▸ Entries supplied

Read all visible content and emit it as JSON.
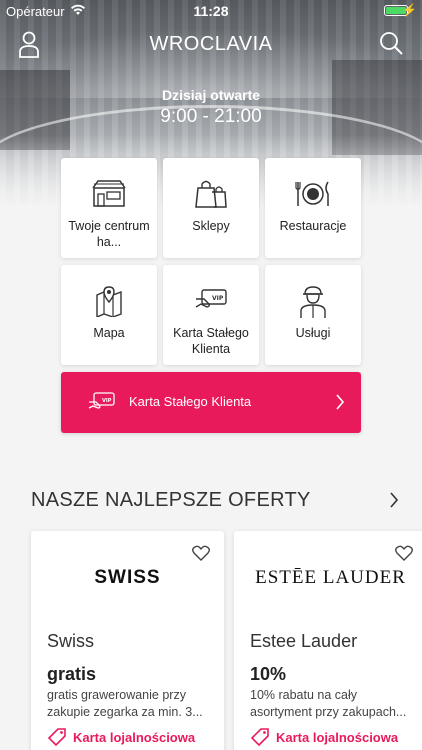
{
  "status_bar": {
    "carrier": "Opérateur",
    "time": "11:28"
  },
  "header": {
    "title": "WROCLAVIA",
    "open_label": "Dzisiaj otwarte",
    "open_hours": "9:00 - 21:00"
  },
  "tiles": [
    {
      "label": "Twoje centrum ha...",
      "icon": "mall-icon"
    },
    {
      "label": "Sklepy",
      "icon": "shopping-bags-icon"
    },
    {
      "label": "Restauracje",
      "icon": "restaurant-icon"
    },
    {
      "label": "Mapa",
      "icon": "map-icon"
    },
    {
      "label": "Karta Stałego Klienta",
      "icon": "vip-card-icon"
    },
    {
      "label": "Usługi",
      "icon": "service-person-icon"
    }
  ],
  "banner": {
    "label": "Karta Stałego Klienta",
    "card_text": "VIP"
  },
  "offers": {
    "title": "NASZE NAJLEPSZE OFERTY",
    "items": [
      {
        "logo": "SWISS",
        "name": "Swiss",
        "deal": "gratis",
        "description": "gratis grawerowanie przy zakupie zegarka za min. 3...",
        "tag": "Karta lojalnościowa"
      },
      {
        "logo": "ESTĒE LAUDER",
        "name": "Estee Lauder",
        "deal": "10%",
        "description": "10% rabatu na cały asortyment przy zakupach...",
        "tag": "Karta lojalnościowa"
      }
    ]
  },
  "colors": {
    "accent": "#e91a5c"
  }
}
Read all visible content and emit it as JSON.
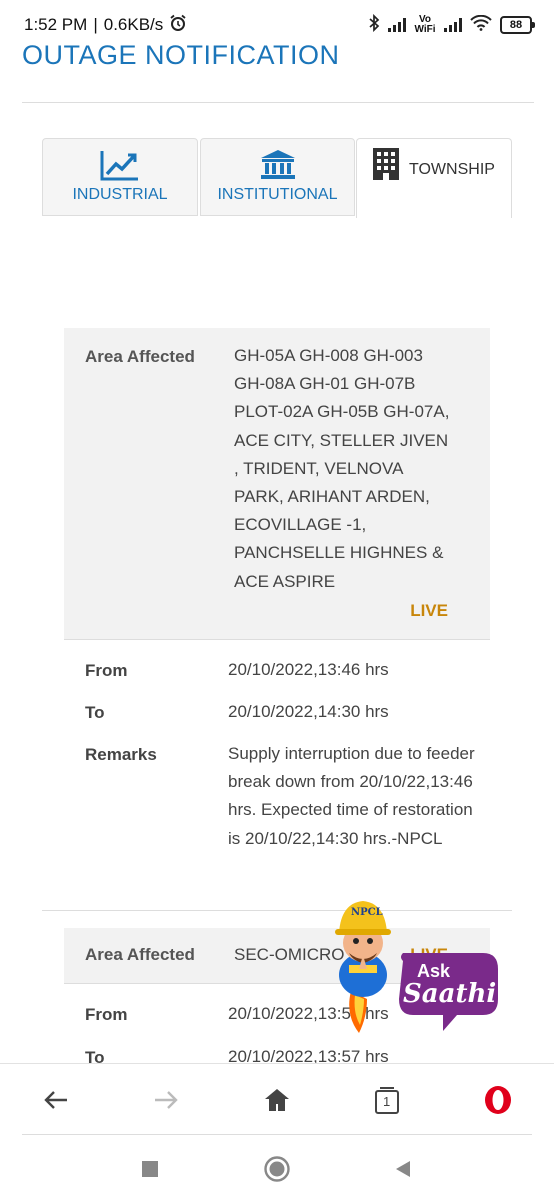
{
  "status_bar": {
    "time": "1:52 PM",
    "separator": "|",
    "speed": "0.6KB/s",
    "network_type": "Vo WiFi",
    "battery": "88"
  },
  "page": {
    "title": "OUTAGE NOTIFICATION"
  },
  "tabs": [
    {
      "label": "INDUSTRIAL",
      "icon": "chart-line-icon",
      "selected": false
    },
    {
      "label": "INSTITUTIONAL",
      "icon": "institution-icon",
      "selected": false
    },
    {
      "label": "TOWNSHIP",
      "icon": "building-icon",
      "selected": true
    }
  ],
  "outages": [
    {
      "area_label": "Area Affected",
      "area": "GH-05A GH-008 GH-003 GH-08A GH-01 GH-07B PLOT-02A GH-05B GH-07A, ACE CITY, STELLER JIVEN , TRIDENT, VELNOVA PARK, ARIHANT ARDEN, ECOVILLAGE -1, PANCHSELLE HIGHNES & ACE ASPIRE",
      "status": "LIVE",
      "from_label": "From",
      "from": "20/10/2022,13:46 hrs",
      "to_label": "To",
      "to": "20/10/2022,14:30 hrs",
      "remarks_label": "Remarks",
      "remarks": "Supply interruption due to feeder break down from 20/10/22,13:46 hrs. Expected time of restoration is 20/10/22,14:30 hrs.-NPCL"
    },
    {
      "area_label": "Area Affected",
      "area": "SEC-OMICRO",
      "status": "LIVE",
      "from_label": "From",
      "from": "20/10/2022,13:57 hrs",
      "to_label": "To",
      "to": "20/10/2022,13:57 hrs"
    }
  ],
  "assistant": {
    "helmet_text": "NPCL",
    "label_top": "Ask",
    "label_bottom": "Saathi"
  },
  "browser_nav": {
    "tab_count": "1",
    "back_icon": "back-arrow-icon",
    "forward_icon": "forward-arrow-icon",
    "home_icon": "home-icon",
    "tabs_icon": "tabs-icon",
    "menu_icon": "opera-icon"
  },
  "colors": {
    "accent": "#1b75b9",
    "live": "#c8860b",
    "opera_red": "#e0001b",
    "card_bg": "#f2f2f2"
  }
}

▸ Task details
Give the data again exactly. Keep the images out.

▸ Exercise response
Read all visible content and emit it as JSON.
{
  "status_bar": {
    "carrier": "Opérateur",
    "time": "11:28"
  },
  "header": {
    "title": "WROCLAVIA",
    "open_label": "Dzisiaj otwarte",
    "open_hours": "9:00 - 21:00"
  },
  "tiles": [
    {
      "label": "Twoje centrum ha...",
      "icon": "mall-icon"
    },
    {
      "label": "Sklepy",
      "icon": "shopping-bags-icon"
    },
    {
      "label": "Restauracje",
      "icon": "restaurant-icon"
    },
    {
      "label": "Mapa",
      "icon": "map-icon"
    },
    {
      "label": "Karta Stałego Klienta",
      "icon": "vip-card-icon"
    },
    {
      "label": "Usługi",
      "icon": "service-person-icon"
    }
  ],
  "banner": {
    "label": "Karta Stałego Klienta",
    "card_text": "VIP"
  },
  "offers": {
    "title": "NASZE NAJLEPSZE OFERTY",
    "items": [
      {
        "logo": "SWISS",
        "name": "Swiss",
        "deal": "gratis",
        "description": "gratis grawerowanie przy zakupie zegarka za min. 3...",
        "tag": "Karta lojalnościowa"
      },
      {
        "logo": "ESTĒE LAUDER",
        "name": "Estee Lauder",
        "deal": "10%",
        "description": "10% rabatu na cały asortyment przy zakupach...",
        "tag": "Karta lojalnościowa"
      }
    ]
  },
  "colors": {
    "accent": "#e91a5c"
  }
}
Read all visible content and emit it as JSON.
{
  "status_bar": {
    "time": "1:52 PM",
    "separator": "|",
    "speed": "0.6KB/s",
    "network_type": "Vo WiFi",
    "battery": "88"
  },
  "page": {
    "title": "OUTAGE NOTIFICATION"
  },
  "tabs": [
    {
      "label": "INDUSTRIAL",
      "icon": "chart-line-icon",
      "selected": false
    },
    {
      "label": "INSTITUTIONAL",
      "icon": "institution-icon",
      "selected": false
    },
    {
      "label": "TOWNSHIP",
      "icon": "building-icon",
      "selected": true
    }
  ],
  "outages": [
    {
      "area_label": "Area Affected",
      "area": "GH-05A GH-008 GH-003 GH-08A GH-01 GH-07B PLOT-02A GH-05B GH-07A, ACE CITY, STELLER JIVEN , TRIDENT, VELNOVA PARK, ARIHANT ARDEN, ECOVILLAGE -1, PANCHSELLE HIGHNES & ACE ASPIRE",
      "status": "LIVE",
      "from_label": "From",
      "from": "20/10/2022,13:46 hrs",
      "to_label": "To",
      "to": "20/10/2022,14:30 hrs",
      "remarks_label": "Remarks",
      "remarks": "Supply interruption due to feeder break down from 20/10/22,13:46 hrs. Expected time of restoration is 20/10/22,14:30 hrs.-NPCL"
    },
    {
      "area_label": "Area Affected",
      "area": "SEC-OMICRO",
      "status": "LIVE",
      "from_label": "From",
      "from": "20/10/2022,13:57 hrs",
      "to_label": "To",
      "to": "20/10/2022,13:57 hrs"
    }
  ],
  "assistant": {
    "helmet_text": "NPCL",
    "label_top": "Ask",
    "label_bottom": "Saathi"
  },
  "browser_nav": {
    "tab_count": "1",
    "back_icon": "back-arrow-icon",
    "forward_icon": "forward-arrow-icon",
    "home_icon": "home-icon",
    "tabs_icon": "tabs-icon",
    "menu_icon": "opera-icon"
  },
  "colors": {
    "accent": "#1b75b9",
    "live": "#c8860b",
    "opera_red": "#e0001b",
    "card_bg": "#f2f2f2"
  }
}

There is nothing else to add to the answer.